Reuben, Reuben, I’ve been thinking
New York Deli 420 Catron St., 982-8900 Breakfast & lunch 7 a.m.-3 p.m. daily No alcohol Takeout available Vegetarian options Handicapped-accessible Noise level: quiet to moderately noisy Credit cards, local checks
The Short Order
You won’t overhear anyone exclaiming, “I’ll have what she’s having!” at New York Deli’s new “Upper East Side” location on Catron Street (formerly Bagelmania). This is no Katz’s or Carnegie
Deli, and the bagels will never compare to the Big Apple’s. But if you’re a Santa Fean — displaced Manhattanite or otherwise — with a hankering for classic deli food, it might cure what ails you. Recommended: Reuben, tuna melt, chicken matzo-ball soup, and cream of spinach soup. New York Deli’s “Upper East Side” downtown restaurant is no Katz’s or Carnegie Deli, but if you’re a Santa Fean — displaced Manhattanite or otherwise — with a hankering for classic deli food, it might cure what ails you. The interior of the Catron Street building (formerly occupied by Bagelmania) has been renovated since owner Jeffrey Schwartzberg resumed proprietorship of the space. The layout is a little more sensible, the palette more vibrant and warm, but the dining room is still somewhat cavernous and utilitarian. You can always sit at the counter and read a twoday-old sports section while you wait.
You’ll find plenty of old-school items on the menu. Tuna, egg, chicken, and whitefish salads are served in scoops, in sandwiches, or stuffed into tomatoes. You can order melon and cottage cheese; a Cobb salad; a patty or tuna melt; or a classic deli sandwich made with corned beef, pastrami, salami, or roast beef. Some newer-fangled offerings have gotten a footing on the menu, too: a grilledportobello sandwich, tofu scramble, and the “Oriental chicken salad.”
As you sit around taking in the photography of New York landmarks, you might get the feeling that this could be a good place to order a Reuben. The mere mention of that word incites a Pavlovian frenzy around my house, and I feel safe declaring that this is the best Reuben in Santa Fe. The kitchen’s a little stingy with the corned beef, but still, with every bite you’ll pull back a mouthful of crispcrusted griddled rye; creamy, stretchy cheese; tangy sauerkraut; and bold, peppery meat.

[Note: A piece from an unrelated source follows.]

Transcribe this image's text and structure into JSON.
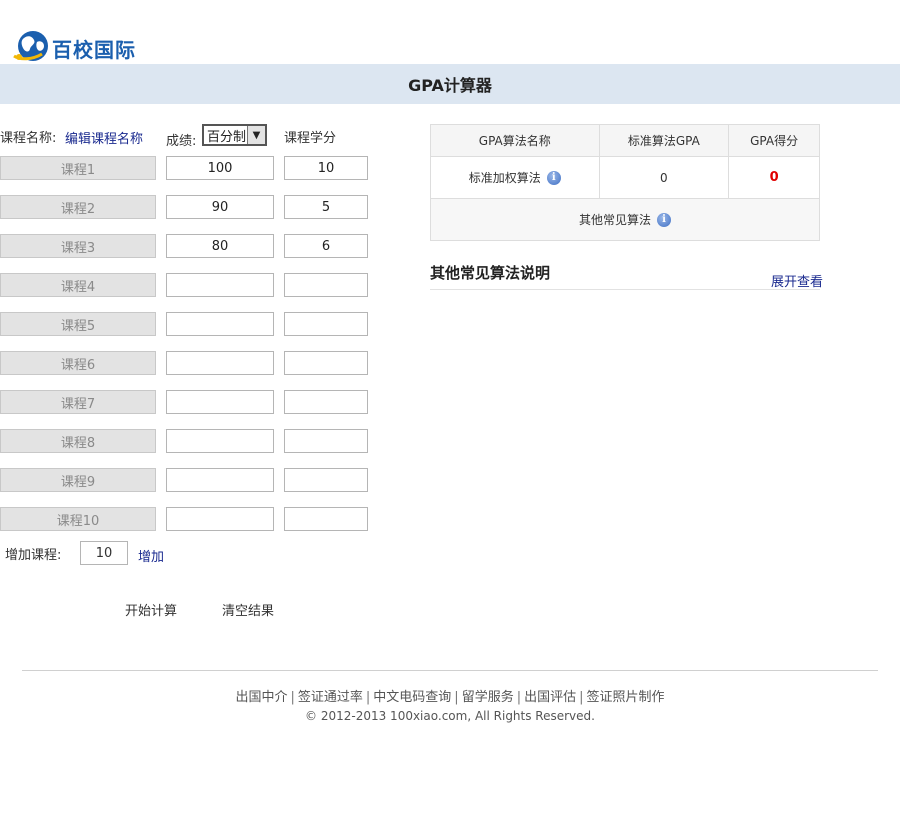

Ask for an extra napkin — you’ll probably need it.
Chilling in glass-front coolers are assorted soft drinks and teas, but please, for the love of mustard, order a Dr. Brown’s soda — preferably black cherry, which author David Sax has called “the libation of choice for deli drinkers.” Yeah yeah, I know, the dreaded high fructose corn syrup. Just this once won’t kill you. If you’re feeling wistful about childhood, order a frothy egg cream — a drink that must have been designed so grown-ups could have chocolate milk without feeling silly.
Ignore the overly sweet coleslaw that accompanies most sandwiches. If you’re going to bother with sides, hunt for a needle in a haystack of matchstick fries, cooked just to the point of snappy crispness. The meatier French fry wedges are coated in a mildly spicy batter — because what fried potatoes really need is a layer of extra carbs, right?
I’m not the first person to remind expat Manhattanites that bagels in Santa Fe will never measure up. Once you’ve accepted this fact, have one of New York Deli’s smeared with cream cheese and stacked with rosy sheets of Nova lox, thin rings of red onion, capers, lettuce, and tomato. You’re 1,700 miles from H&H and Murray’s; it’ll have to suffice.
Both soups I sampled were very well seasoned. The cream of spinach — a bright-emerald daily special — had a strong vegetal flavor and an enjoyable, almost cheesy tang. Golden orbs of fat floated on top of the chicken matzo-ball soup’s salty sea; big, fluffy icebergs of matzo balls lurked beneath the surface.
Some dishes are mediocre. The “42nd Street hoagie” was forgettable. A flavorless, oily dressing transformed the Caesar salad’s crisp romaine into a limp mess; the kitchen tried (unsuccessfully) to compensate with a blizzard of sawdust “Parmesan.” The crab cakes were, to their credit, heavy on the crab and light on the filler, but they seemed deep fried and were dark brown on the outside and undercooked in the center.
Almost everyone I know has a fond memory involving the cornily titled “Moons Over My Hammy” (ham, eggs, and cheese, here served on two halves of an English muffin). That morning classic is on the menu here, and you can order it — or any other breakfast dish — at any time of day. That’s a big point in New York Deli’s favor, because sometimes, especially when you’re feeling nostalgic or homesick, the best thing to eat for lunch is breakfast.
Ratings range from 0 to 4 chiles, including half chiles. This reflects the reviewer’s experience with regard to food and drink, atmosphere, service, and value.